The sandstones, shales, limestones, and dolostones that we see in Southern Ontario were originally deposited as sand and mud by rivers entering the shallow sea. As the continent slowly shifted to the North, the deposits hardened and were uplifted by geological forces to form the bedrock that still exists today.
Fossils were formed when organisms in the ancient sea died and sank to the sea floor, where they became buried in sediment.
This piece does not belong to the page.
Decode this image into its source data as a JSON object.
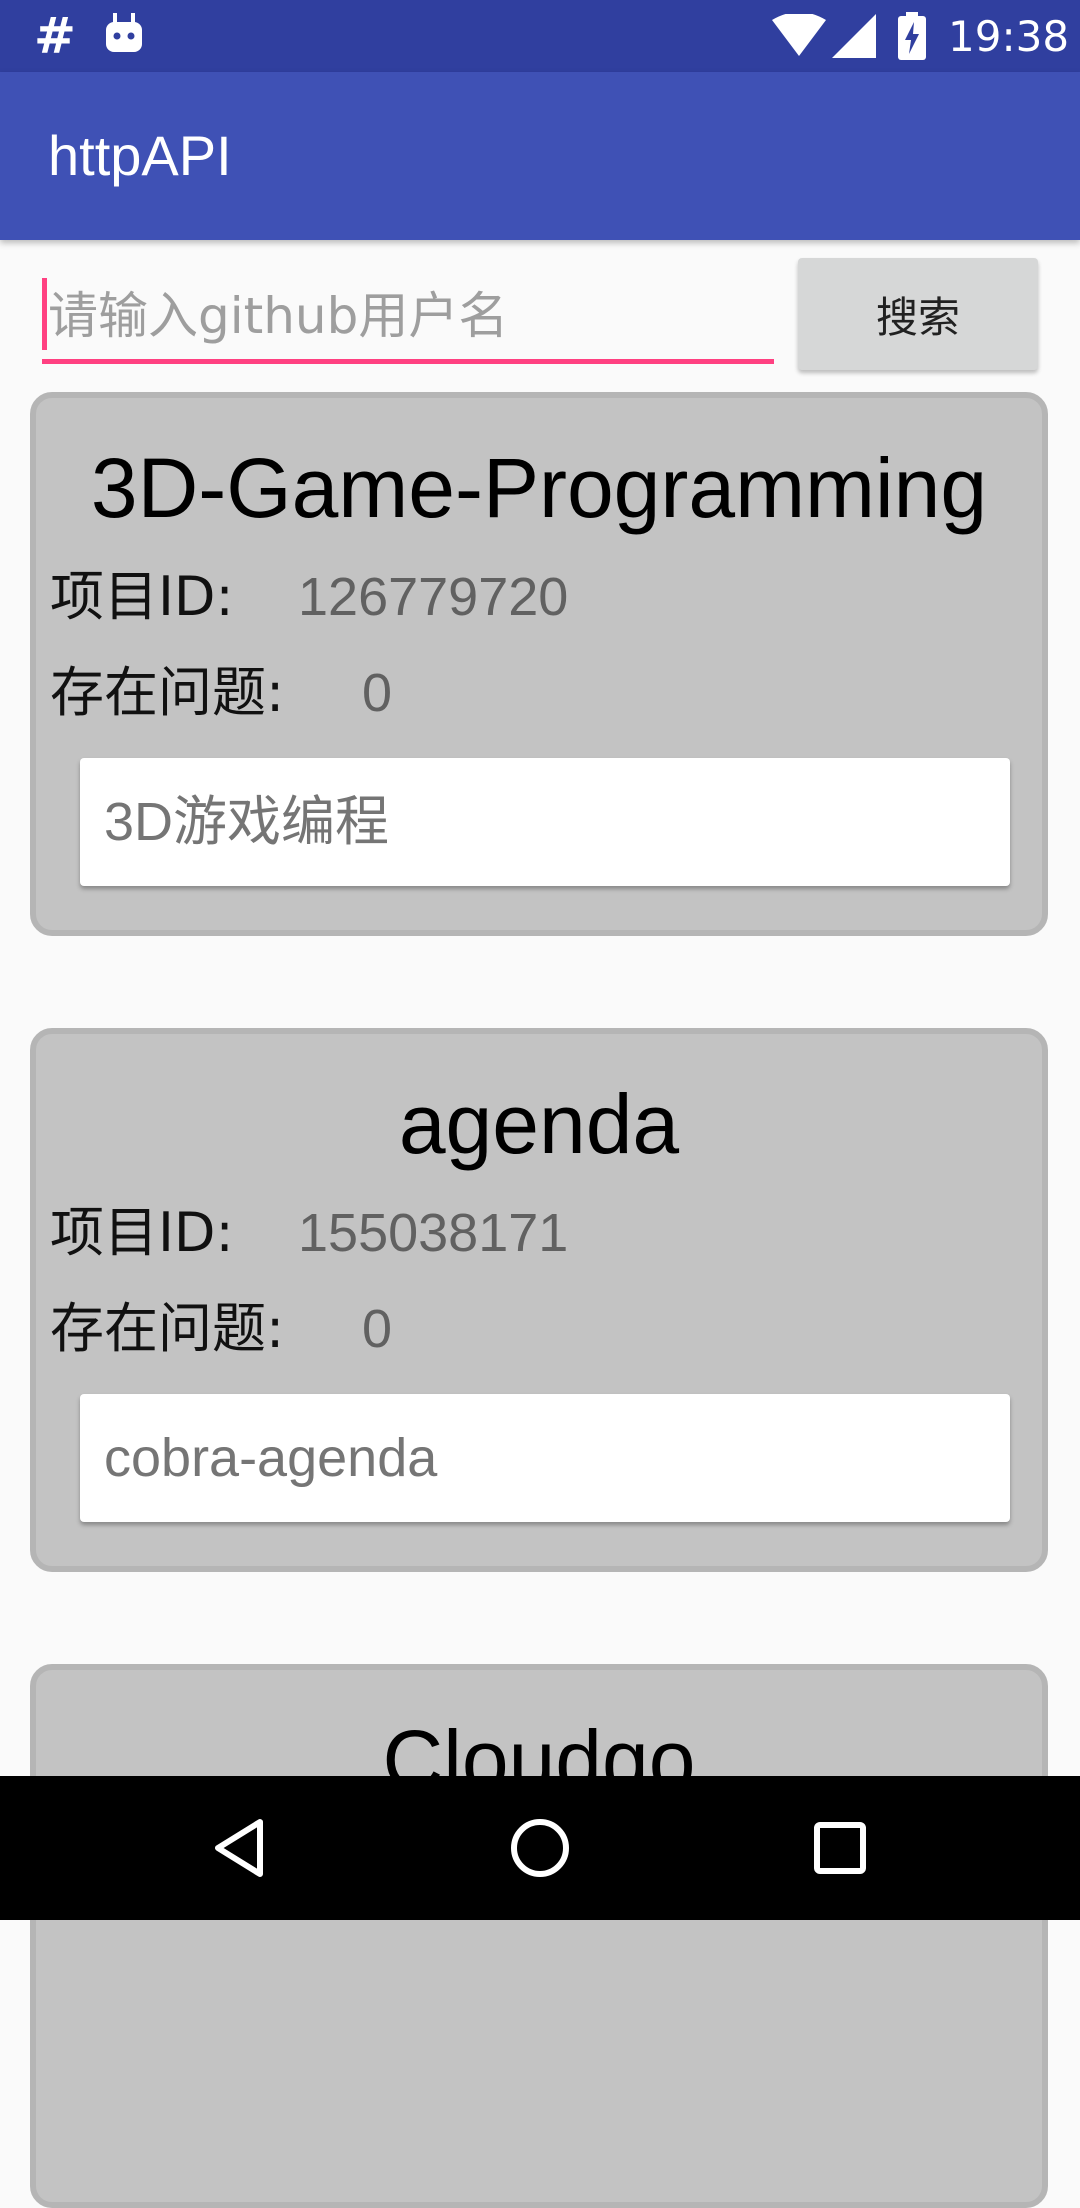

The hardest parts of these organisms – the skeletons and shells – were preserved as fossils in the sedimentary rocks (fossilization of soft-bodied organisms can happen, but it is much more rare). The Michigan Basin provides us with an almost complete fossil record of the Cambrian, Ordovician, Silurian, and Devonian periods, covering an astonishing 210 million years.
Most of the bedrock along the Escarpment is covered by glacial deposits, soil and vegetation. However, there are some areas where the bedrock is exposed and you can find a remarkable number and variety of fossils. The exposed limestone and shale of the Craigleith area – including the shale beaches of Craigleith Provincial Park – is one of the best examples of this.
The fossils of Craigleith range from tiny filamentous worms to giant look-alike ancestors of modern squids. Some of the species, such as Lingula, still exist today, unchanged after 500 million years. Others are mysterious and have no living relatives and obscure ancestry. Some fossils, such as trilobites, are very abundant, while others are exceptionally rare.
Searching for fossils is a fun (and some would say, nerdy!) experience, but please either take a sketch or a photo of the fossils and leave them where they are so they can be enjoyed by other visitors.
In the next post, we will take a closer look at the fossilized species found in the Craigleith area. Stay tuned!